───── Provided data
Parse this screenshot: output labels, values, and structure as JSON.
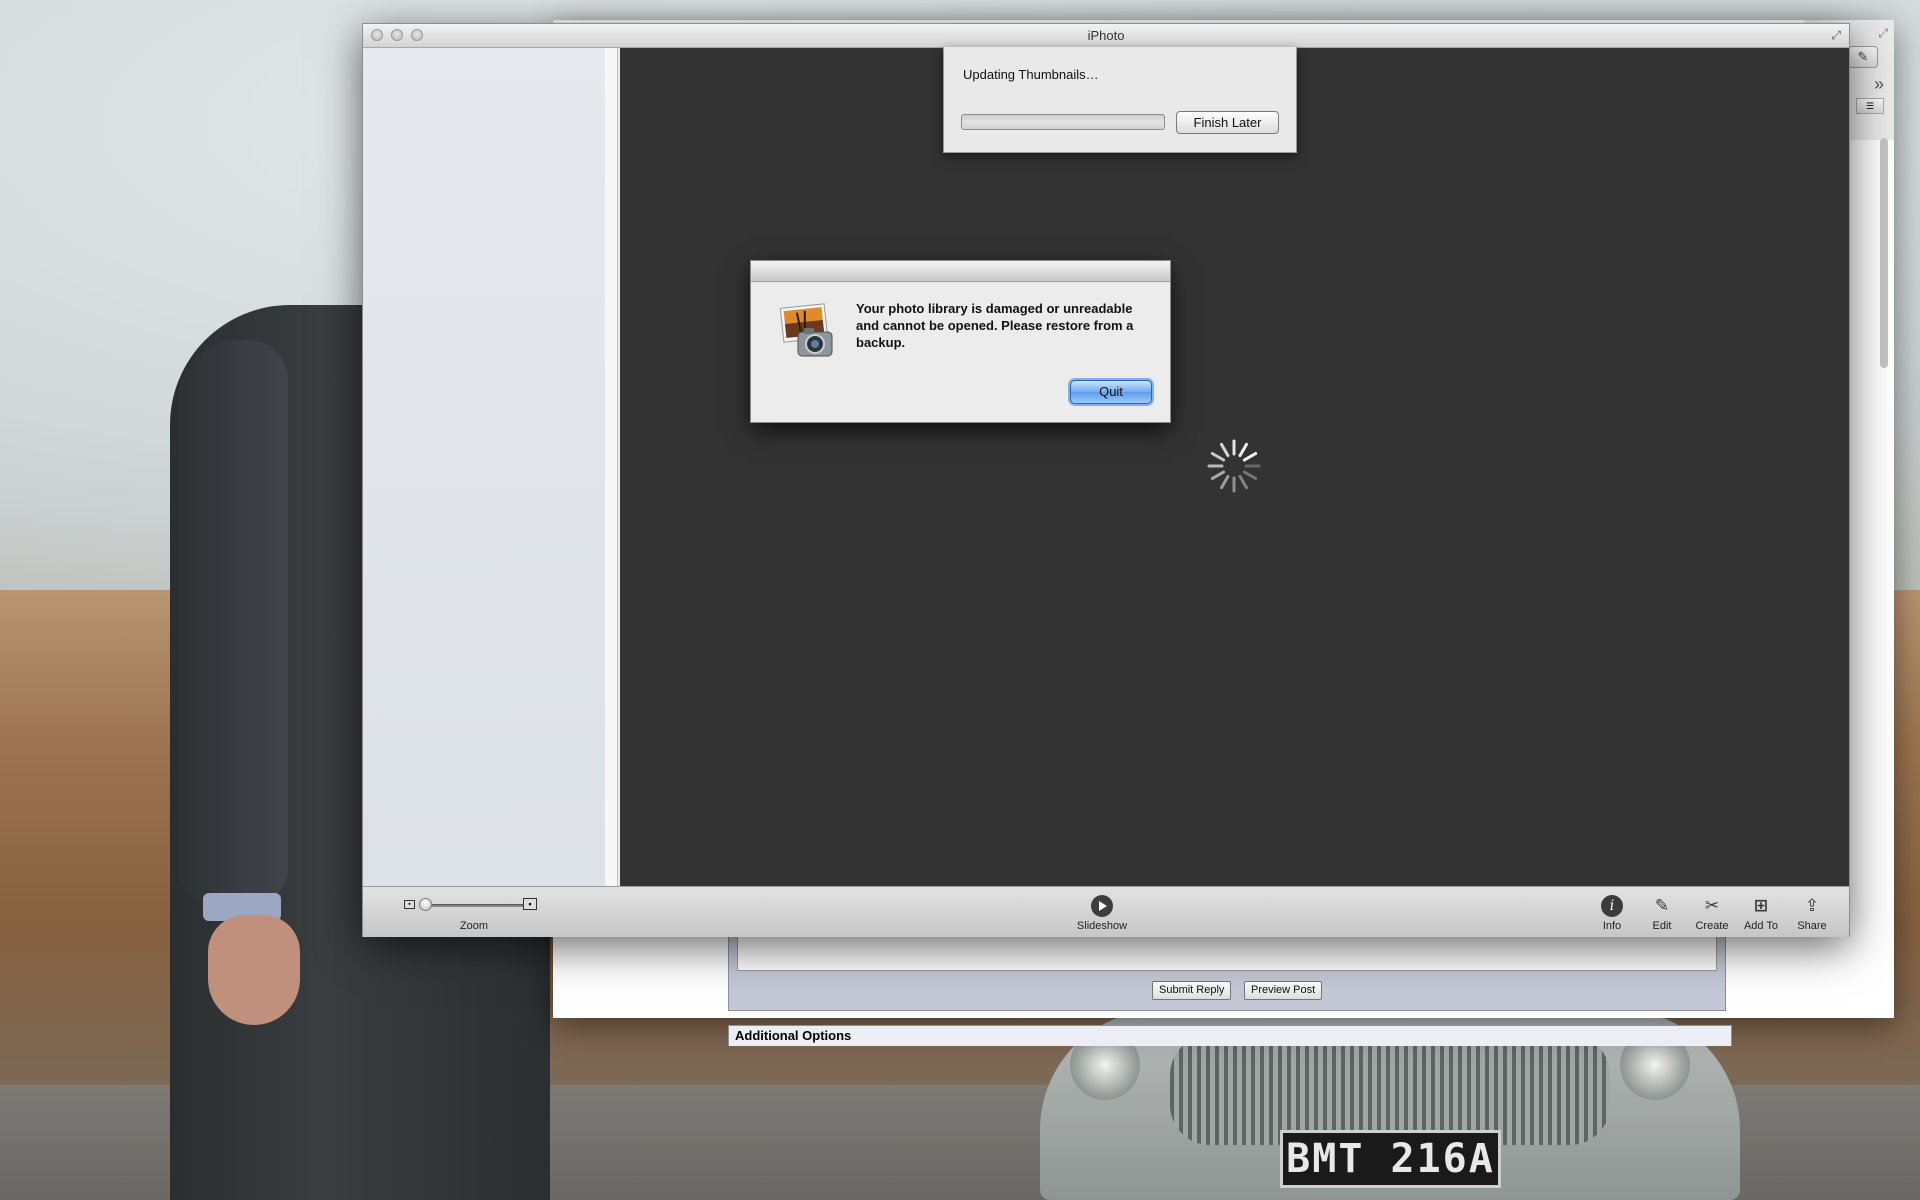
{
  "window": {
    "title": "iPhoto"
  },
  "sheet": {
    "message": "Updating Thumbnails…",
    "progress": 0,
    "finish_later_label": "Finish Later"
  },
  "alert": {
    "message": "Your photo library is damaged or unreadable and cannot be opened. Please restore from a backup.",
    "quit_label": "Quit",
    "icon": "iphoto-app-icon"
  },
  "bottom_bar": {
    "zoom_label": "Zoom",
    "slideshow_label": "Slideshow",
    "info_label": "Info",
    "edit_label": "Edit",
    "create_label": "Create",
    "add_to_label": "Add To",
    "share_label": "Share"
  },
  "background_window": {
    "submit_reply_label": "Submit Reply",
    "preview_post_label": "Preview Post",
    "additional_options_label": "Additional Options"
  },
  "wallpaper": {
    "license_plate": "BMT 216A"
  },
  "colors": {
    "content_bg": "#333333",
    "sidebar_bg": "#e3e6ec",
    "accent_blue": "#5d9de8"
  }
}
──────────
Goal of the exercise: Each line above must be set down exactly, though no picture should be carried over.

Task result:
Parse this screenshot: output labels, values, and structure as JSON.
{
  "window": {
    "title": "iPhoto"
  },
  "sheet": {
    "message": "Updating Thumbnails…",
    "progress": 0,
    "finish_later_label": "Finish Later"
  },
  "alert": {
    "message": "Your photo library is damaged or unreadable and cannot be opened. Please restore from a backup.",
    "quit_label": "Quit",
    "icon": "iphoto-app-icon"
  },
  "bottom_bar": {
    "zoom_label": "Zoom",
    "slideshow_label": "Slideshow",
    "info_label": "Info",
    "edit_label": "Edit",
    "create_label": "Create",
    "add_to_label": "Add To",
    "share_label": "Share"
  },
  "background_window": {
    "submit_reply_label": "Submit Reply",
    "preview_post_label": "Preview Post",
    "additional_options_label": "Additional Options"
  },
  "wallpaper": {
    "license_plate": "BMT 216A"
  },
  "colors": {
    "content_bg": "#333333",
    "sidebar_bg": "#e3e6ec",
    "accent_blue": "#5d9de8"
  }
}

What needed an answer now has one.